11 / 100

Small and frequent sips of water while running keeps you hydrated, and this is important for overall health and performance. Drinking fluids regulate body temperature, flushes out waste through sweat, and keeps joints lubricated. Additionally, proper hydration dramatically speeds up recovery and minimizes injuries, which help runners progress faster.

We generate twenty times more body heat while running than when we are at rest. Our bodies initially respond by cooling off through sweating. However, this leads to loss of water and electrolytes. Losing around 2 percent of our body weight through fluid leads to dehydration, which considerably affects performance. Adverse effects of dehydration include headaches, cramps, and increased heart rate.

With all this in mind, it is essential to carry water even during short jogs around the neighborhood. While bringing a small jug with water along, in addition to everything else such as keys, phone, or wallet, isn’t ideal, it beats getting dehydrated and screwing up your run. Fortunately, there are plenty of convenient water carry options for every type of runner.

What To Consider When Choosing How To Carry Water

There are no set guidelines on how to carry water while running. However, there are significant factors to consider when choosing your way of carrying drinks to a race. One crucial factor is the distance and how much water to bring. A long-distance run calls for more water, but if there are available water fountains along your route, then you are in luck.

Comfort and the effect on your running form should also be considered. Make sure that the water carrier allows you to run correctly in good shape. You should consider looking for an alternative if your current water carrier changes the way you run. There are several cases where a water carrier ruins the runner’s form and causes more injuries.

Best Ways To Carry Water On The Run

Running with a water bottle in your hand is probably one of the most convenient ways to carry water. It is as easy as filling up a container with water, gripping it in your hand, and walking out the door. However, a lot of coaches argue that handheld water bottles are not practical.

Additionally, gripping a handheld water bottle can be difficult, especially when your hands start to sweat. You are also limited to bottles sizes, depending on what your hand can carry. Moreover, taking a water bottle in your hand is relatively distracting and can throw you off your running technique.

While there are remedies to these issues, such as passing it back and forth from each hand, there are better ways to carry water. Here are a few you might want to consider.

Waist Hydration Belt

It may take some time to get used to running with a waist belt, especially when it is your first time. Some runners may run into issues with their first time wearing one, but it is more practical than running while strenuously grasping a bottle of water. Each runner has their sweet spot where the belt sits comfortably on the waist, and once you found it, you should have a smooth run all the way.

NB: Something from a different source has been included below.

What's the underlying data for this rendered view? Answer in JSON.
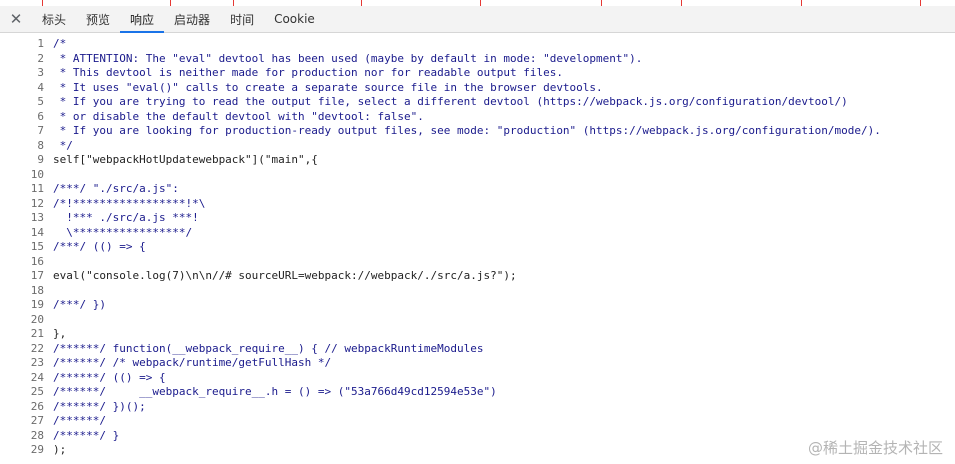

Waist best are equipped with holsters for carrying water bottles. The most common waist belts have holsters located around the waist to carry multiple small water bottles. There specialized designs that have a single holster located on the lower back to carry a single but larger water bottle.

Running With A Hydration Pack

A hydration pack is an excellent option for long-distance runs, especially on routes without easy access to water sources. Trail runners, for instance, choose hydration packs since they favor roads in remote locations where water refilling is not an option.

Hydration packs are equipped with a water bladder made of flexible polyurethane that can usually carry one to three liters of water. Additionally, most hydration packs come with a few pockets to hold energy bars, energy gels, and other snacks. This comes in handy for runners who usually carry several running essentials.

However, one of the cons of choosing a hydration pack is that not all designs are built to fit the female physique. Some female runners complain about packs that cause discomfort to the chest. When purchasing a hydration pack, make sure to try it on first and see that it fits well.

Modified Water Bottle Tank Top Bra

Specially designed sports bras for runners are becoming a trend. Thanks to this recent innovation, people are beginning to recognize the opportunity of stashing more stuff in a bra. These modified sports bras are designed to carry a water bottle between the shoulder blades, which allows ladies to take their bottles without the hassle of a backpack or a waist belt.

The downside is that the top doesn’t allow you to wear anything else on top of it. It is perfect for women who like to run with just a bra as their top without extra layers, straps, or packs required.

Running With A Hydration Vest

A hydration belt generally offers a tighter fit and body shaping as compared to a hydration pack. Packs and vests are very similar when it comes to distributing weight on your body. However, a hydration pack provides a more stable and balanced option.

When wearing a hydration pack, the majority of the weight is focused on your back. Hydration vests, on the other hand, are designed to distribute weight throughout the body, which allows you to carry water and other running essentials without having a considerable amount of weight hanging on your back evenly.

Bottles Vs. Bladders

When it comes to refilling, water bottles offer a quicker option. As compared to hydration packs or vests, water bottles are more comfortable to fill up. Another advantage of carrying bottles is that you have the opportunity to carry different beverages depending on how many bottles you can take.

Water bladders, on the other hand, provide hands-free hydration, which allows you to focus more on your technic and not having to stop every time to have a sip.

Leave a Reply